This is the scarf for which I'm using the eyelet cable pattern for a VK sweater that is next in my queue (if I ever sort out the nasty business going on with my Fair Isle Cardigan and Tangled Yoke!)
The eyelets are created with Yarn Overs paired with decreases. The decreases are k2tog on the right so as to encourage the eyelet to appear to lean towards the centre of the pattern while
those on the left are ssk's pushing the YO to the right towards the centre.
The thing is, the sweater is designed to be very close fitting with lots of negative ease which then opens up the eyelets. Scarves are generally bunched up though so I worried the eyelets would be lost. (The fuzziness of the yarn I'm using for the scarf is a further hindrance to the visual prominence of the eyelet openings) So I decided - all by myself and fully contrary to the pattern to reverse the decreases - to use the ssk's on the right and the k2tog's on the left to force the lean on the eyelets outwards against the grain of the pattern and lo and behold it worked!
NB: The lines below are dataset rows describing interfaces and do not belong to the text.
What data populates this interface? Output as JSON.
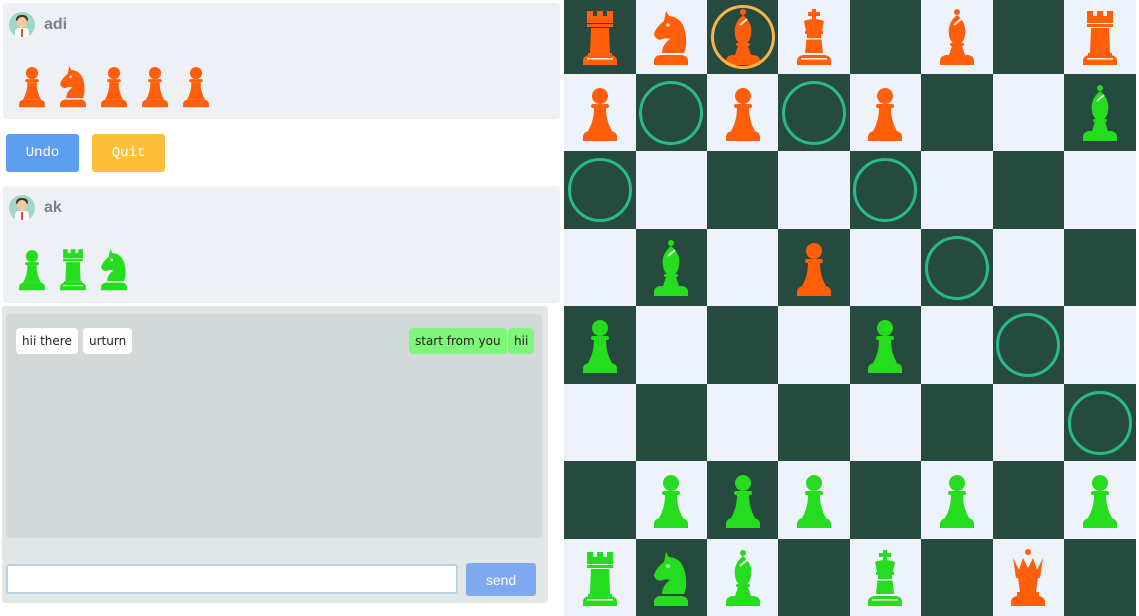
{
  "colors": {
    "light_square": "#eef3fb",
    "dark_square": "#264a3e",
    "orange_piece": "#ff5e0a",
    "green_piece": "#26dc1f",
    "hint_ring": "#2ab98c",
    "selected_ring": "#f6b548"
  },
  "players": {
    "top": {
      "name": "adi",
      "avatar": "person-avatar-icon",
      "captured": [
        {
          "piece": "pawn",
          "color": "orange"
        },
        {
          "piece": "knight",
          "color": "orange"
        },
        {
          "piece": "pawn",
          "color": "orange"
        },
        {
          "piece": "pawn",
          "color": "orange"
        },
        {
          "piece": "pawn",
          "color": "orange"
        }
      ]
    },
    "bottom": {
      "name": "ak",
      "avatar": "person-avatar-icon",
      "captured": [
        {
          "piece": "pawn",
          "color": "green"
        },
        {
          "piece": "rook",
          "color": "green"
        },
        {
          "piece": "knight",
          "color": "green"
        }
      ]
    }
  },
  "controls": {
    "undo_label": "Undo",
    "quit_label": "Quit"
  },
  "chat": {
    "received": [
      "hii there",
      "urturn"
    ],
    "sent": [
      "start from you",
      "hii"
    ],
    "input_value": "",
    "send_label": "send"
  },
  "board": {
    "rows": [
      [
        "oR",
        "oN",
        "oB",
        "oK",
        "",
        "oB",
        "",
        "oR"
      ],
      [
        "oP",
        "",
        "oP",
        "",
        "oP",
        "",
        "",
        "gB"
      ],
      [
        "",
        "",
        "",
        "",
        "",
        "",
        "",
        ""
      ],
      [
        "",
        "gB",
        "",
        "oP",
        "",
        "",
        "",
        ""
      ],
      [
        "gP",
        "",
        "",
        "",
        "gP",
        "",
        "",
        ""
      ],
      [
        "",
        "",
        "",
        "",
        "",
        "",
        "",
        ""
      ],
      [
        "",
        "gP",
        "gP",
        "gP",
        "",
        "gP",
        "",
        "gP"
      ],
      [
        "gR",
        "gN",
        "gB",
        "",
        "gK",
        "",
        "oQ",
        ""
      ]
    ],
    "selected": {
      "row": 0,
      "col": 2
    },
    "move_hints": [
      {
        "row": 1,
        "col": 1
      },
      {
        "row": 1,
        "col": 3
      },
      {
        "row": 2,
        "col": 0
      },
      {
        "row": 2,
        "col": 4
      },
      {
        "row": 3,
        "col": 5
      },
      {
        "row": 4,
        "col": 6
      },
      {
        "row": 5,
        "col": 7
      }
    ]
  }
}
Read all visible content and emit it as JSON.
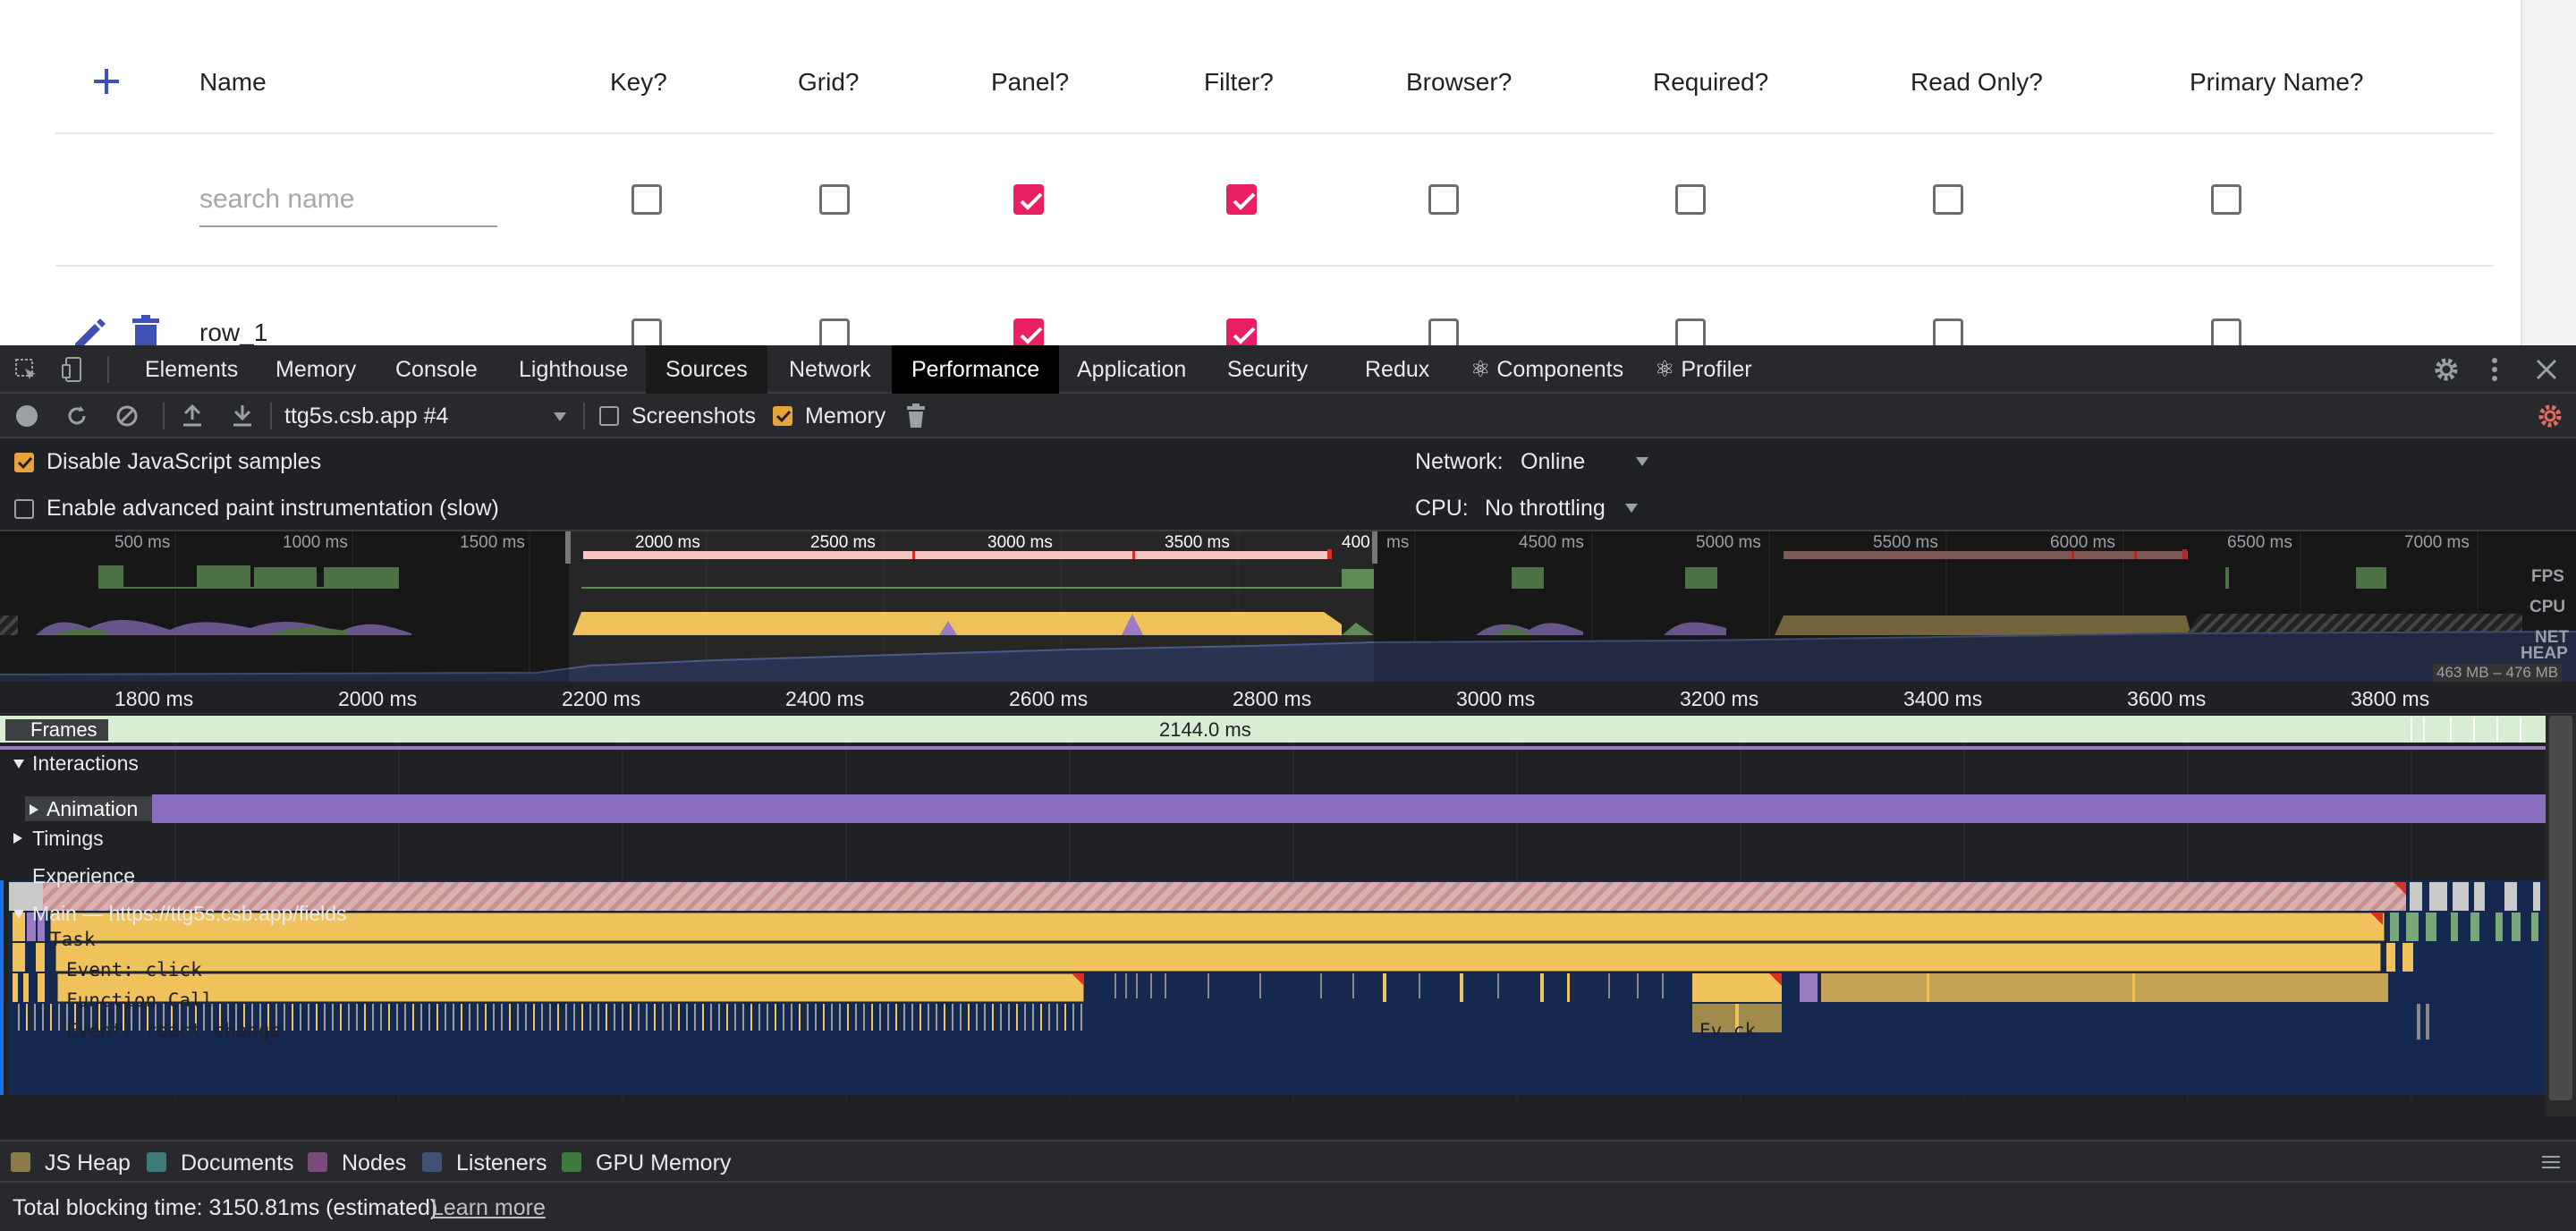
{
  "app": {
    "headers": [
      "Name",
      "Key?",
      "Grid?",
      "Panel?",
      "Filter?",
      "Browser?",
      "Required?",
      "Read Only?",
      "Primary Name?"
    ],
    "search_placeholder": "search name",
    "filter_row": [
      false,
      false,
      true,
      true,
      false,
      false,
      false,
      false
    ],
    "row1_label": "row_1",
    "row1_checks": [
      false,
      false,
      true,
      true,
      false,
      false,
      false,
      false
    ]
  },
  "devtools": {
    "tabs": [
      "Elements",
      "Memory",
      "Console",
      "Lighthouse",
      "Sources",
      "Network",
      "Performance",
      "Application",
      "Security",
      "Redux",
      "⚛ Components",
      "⚛ Profiler"
    ],
    "active_tab": "Performance",
    "toolbar": {
      "profile_select": "ttg5s.csb.app #4",
      "screenshots_label": "Screenshots",
      "screenshots_checked": false,
      "memory_label": "Memory",
      "memory_checked": true
    },
    "settings": {
      "disable_js_samples": "Disable JavaScript samples",
      "disable_js_checked": true,
      "advanced_paint": "Enable advanced paint instrumentation (slow)",
      "advanced_paint_checked": false,
      "network_label": "Network:",
      "network_value": "Online",
      "cpu_label": "CPU:",
      "cpu_value": "No throttling"
    },
    "overview": {
      "ticks": [
        "500 ms",
        "1000 ms",
        "1500 ms",
        "2000 ms",
        "2500 ms",
        "3000 ms",
        "3500 ms",
        "400",
        "ms",
        "4500 ms",
        "5000 ms",
        "5500 ms",
        "6000 ms",
        "6500 ms",
        "7000 ms"
      ],
      "fps_label": "FPS",
      "cpu_label": "CPU",
      "net_label": "NET",
      "heap_label": "HEAP",
      "heap_range": "463 MB – 476 MB"
    },
    "ruler_ticks": [
      "1800 ms",
      "2000 ms",
      "2200 ms",
      "2400 ms",
      "2600 ms",
      "2800 ms",
      "3000 ms",
      "3200 ms",
      "3400 ms",
      "3600 ms",
      "3800 ms"
    ],
    "tracks": {
      "frames_label": "Frames",
      "frames_duration": "2144.0 ms",
      "interactions_label": "Interactions",
      "animation_label": "Animation",
      "timings_label": "Timings",
      "experience_label": "Experience",
      "main_label": "Main — https://ttg5s.csb.app/fields",
      "task_label": "Task",
      "event_click": "Event: click",
      "function_call": "Function Call",
      "event_react_change": "Event: react-change",
      "event_short": "Ev…ck"
    },
    "legend": [
      {
        "label": "JS Heap",
        "color": "#8d7a4a"
      },
      {
        "label": "Documents",
        "color": "#3f7a7a"
      },
      {
        "label": "Nodes",
        "color": "#7a4a7a"
      },
      {
        "label": "Listeners",
        "color": "#3f5275"
      },
      {
        "label": "GPU Memory",
        "color": "#3f7a3f"
      }
    ],
    "footer": {
      "tbt": "Total blocking time: 3150.81ms (estimated)",
      "learn_more": "Learn more"
    }
  }
}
The eyelets aren't just visible, they're actually prominent. How great is that?
Coincidentally, while I was feeling very pleased with my "heretical" knitting behaviour, I happened to read the letter from the Editor of VK from the Winter 06/07 issue and noted the following...
"We have scores of readers (who)...take a cable from here, an edging from there to create something entirely their own...We encourage you to use our work as the basis for yours..."
All taken together I'm starting to regard my collection of knit magazines more as a stitch dictionary and a large array of knitting ideas rather than just a finite body of patterns. With that realization my pattern "library" felt like it instantly grew to many times its original size (but without taking up any more room on the shelf)!
Thanks for dropping by today!